“Chip has experience coaching at almost every position on the offensive side of the ball. He’s worked for and learned from some of the most respected offensive minds in college football — Bobby Petrino, Mike Norvell and Jeff Brohm — to name a few.”

That Kelly is handing over play-calling to Long, who called plays last year for Mike Norvell at Memphis, is a surprise on the surface. But if you listen to Kelly over the past few seasons, he’s always downplayed that responsibility. Most thought he was simply playing coy, though Kelly seems to value game plan and installation as something at least as important as calling the plays.

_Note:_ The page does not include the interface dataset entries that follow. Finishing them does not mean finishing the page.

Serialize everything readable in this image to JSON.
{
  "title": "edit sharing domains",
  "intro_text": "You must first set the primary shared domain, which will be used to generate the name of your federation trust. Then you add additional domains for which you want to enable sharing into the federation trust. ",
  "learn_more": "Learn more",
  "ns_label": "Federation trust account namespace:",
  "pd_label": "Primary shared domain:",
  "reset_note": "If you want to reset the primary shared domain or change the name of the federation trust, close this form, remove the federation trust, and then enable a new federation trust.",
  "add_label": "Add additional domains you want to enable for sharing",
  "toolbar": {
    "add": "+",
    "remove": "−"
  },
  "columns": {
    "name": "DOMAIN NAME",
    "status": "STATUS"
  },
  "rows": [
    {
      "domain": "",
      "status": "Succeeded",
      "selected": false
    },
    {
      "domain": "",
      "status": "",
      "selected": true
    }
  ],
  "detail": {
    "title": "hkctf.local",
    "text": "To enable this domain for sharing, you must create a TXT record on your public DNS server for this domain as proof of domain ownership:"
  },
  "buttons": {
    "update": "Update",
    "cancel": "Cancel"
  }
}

But after splitting the baby between Denbrock and Sanford these past two seasons (the three-man collaboration worked much better in 2015 than 2016–possibly explained by the personnel) perhaps Kelly sees a singular voice as a key to improving an Irish offense that’ll have to replace Kizer, but should welcome back the majority of offensive playmakers, as well as Alizé Jones. Giving that assignment to Long will also let Kelly dig in as a head coach, working with first-year starter Brandon Wimbush and staying connected to new defensive coordinator Mike Elko and his installation.

Long’s work on campus will likely take flight as soon as the recruiting dead period is over. Known for his tenacity on the trail, Notre Dame is in desperate need of getting back into living rooms, trying to get back some momentum as a few defections have spoiled the 2017 class, and a handful of spots are available in this upcoming signing class.

Long will also likely work with tight ends, a position he played as a D-II All-American and that he coached at Memphis last season. Scott Booker coached tight ends since 2012.

“It’s an honor and privilege to have the opportunity to serve as the offensive coordinator at the University of Notre Dame,” Long said in the statement. “The challenge to lead at a University with such high standards is incredibly motivating. I’m very grateful to Brian Kelly and Jack Swarbrick for extending this opportunity.

“It’s Notre Dame: the values, the culture, and the leadership. My wife, Kari, and I are excited to move to South Bend and to join the Notre Dame family.”